Edna-Kay Jamati, a nurse with three children, began shutting the windows in her yellow three-story house as soon as she heard the helicopters.

"It was like waiting at wartime for the bombs to be dropped, like something I had no control over," she said. There were no explosions, just an invisible rain of pesticide droplets falling over this California suburb in a war against an insect.

The Jamati home at 2422 Waverly St. sits just inside the first zone for aerial spraying to kill a three-county infestation by the Mediterranean fruit fly. If the effort to eradicate the insect, begun last night in the 120-square mile spraying area, does not succeed, half the nation's fruits and vegetables could be banned from leaving this state.

Meanwhile, the Medfly continued to spread. Jerry Scribner, head of the state's Medfly Project, said new larvae were discovered in the city of Milpitas, just outside the northeast corner of the 117-square mile area already targeted for spraying.

He said the target area, in the Santa Clara Valley south of San Francisco, would be expanded to include Milpitas.

The threat of high prices in supermarkets throughout the country and the ruin of California's $14 billion agriculture industry has warred with fears of residents here that the pesticide malathion might do longterm damage to unborn children or human nervous system.

A last-ditch effort by local jurisdictions, including the city of Palo Alto, to persuade a court to delay the spraying failed yesterday. State officials were slow to begin the spraying, however. "We're behind the fly right now," said Hans Van Ness, a deputy director of the state food and agriculture department, at a briefing for reporters this morning in Los Gatos.

California Gov. Edmund G. Brown Fr., who ordered the spraying only after federal officials threatened an immediate statewide quarantine, spent the night at a two-bedroom home in Los Altos to express his solidarity with local residents who had wanted to delay the aerial spraying to see if ground spraying, tree stripping and a local quarantine could defeat the insect commonly called the Medfly.

Only one helicopter was available for the first night's spraying and it covered only a strip about four miles long and one-third mile wide before the pilot had to quit because of a faulty pump.

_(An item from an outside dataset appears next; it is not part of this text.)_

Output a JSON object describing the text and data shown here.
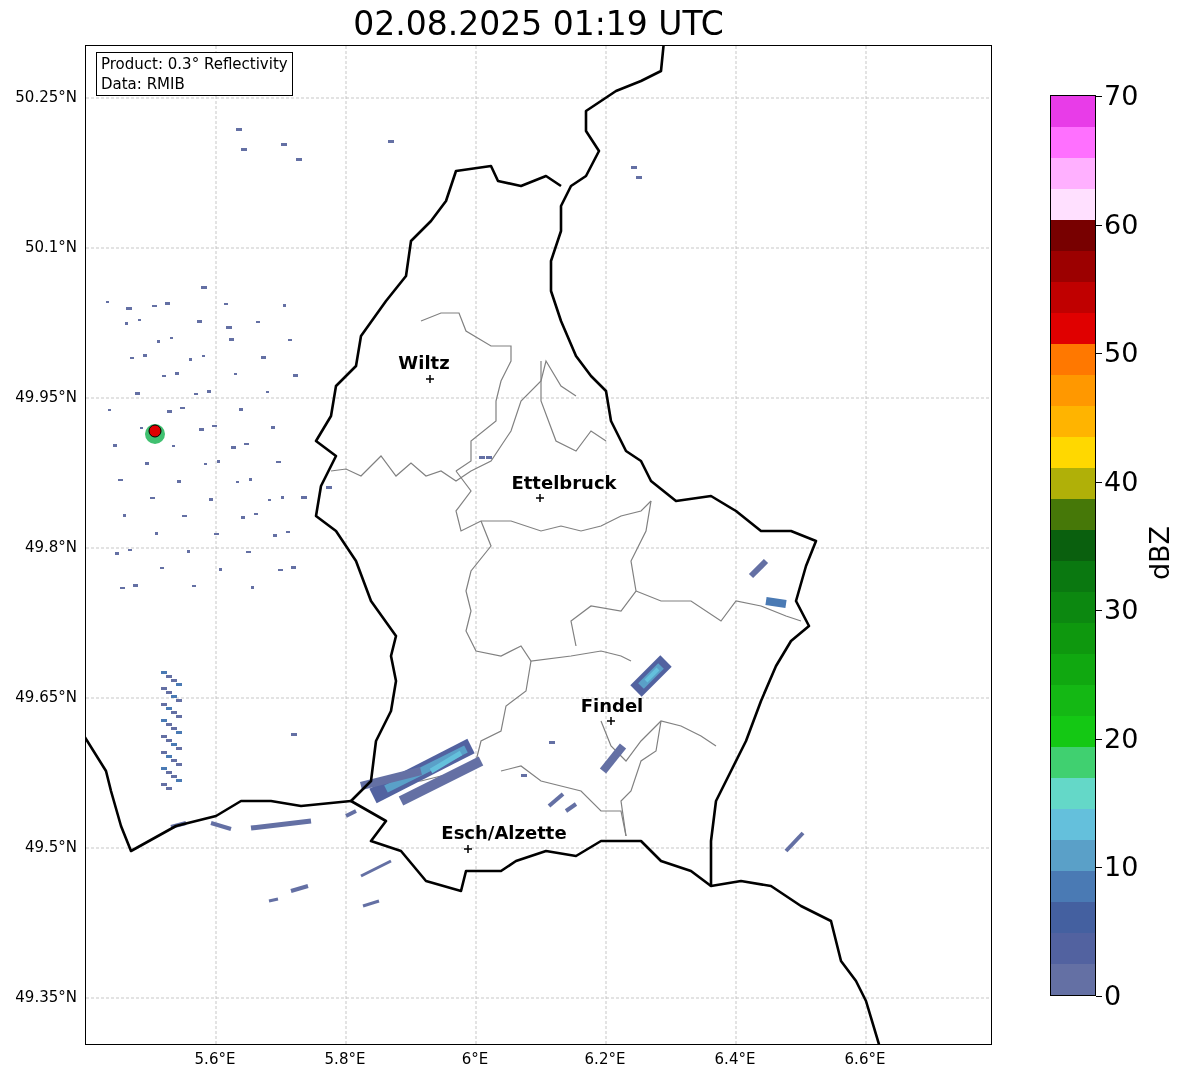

Van Ness said at least two and probably more helicopters would be available for midnight to 6 a.m. spraying runs in the next few days and the entire 120-square-mile area would be covered once every seven to 10 days until it was clear all flies had been killed.

Only 89 people made use of Red Cross shelters set up at schools and park buildings in Milpitas, Santa Cruz and San Mateo last night. Mary McLellen, director of disaster services for the Red Cross Santa Clara Valley chapter, said no one used a fourth shelter set up in Fremont. But she added that more spraying-area resident may use the centers as the helicopters proceed south from Palo Alto to San Jose.

Scientists continue to argue over conflicting research data on whether exposure to malathion can cause birth defects or cancer. A Harvard Medical School researcher said he has proven that the pesticide, related to nerve gas, can create changes in brainwaves and cause irritability in humans.

On Waverly Street, some residents have draped their automobiles with plastic covers. A few tiny automobiles with plastic covers. A few tiny sticky droplets of the bait that carries the pesticide rested on the plastic. Neighbors said, however, they noticed no odor or anything else unusual from the spraying.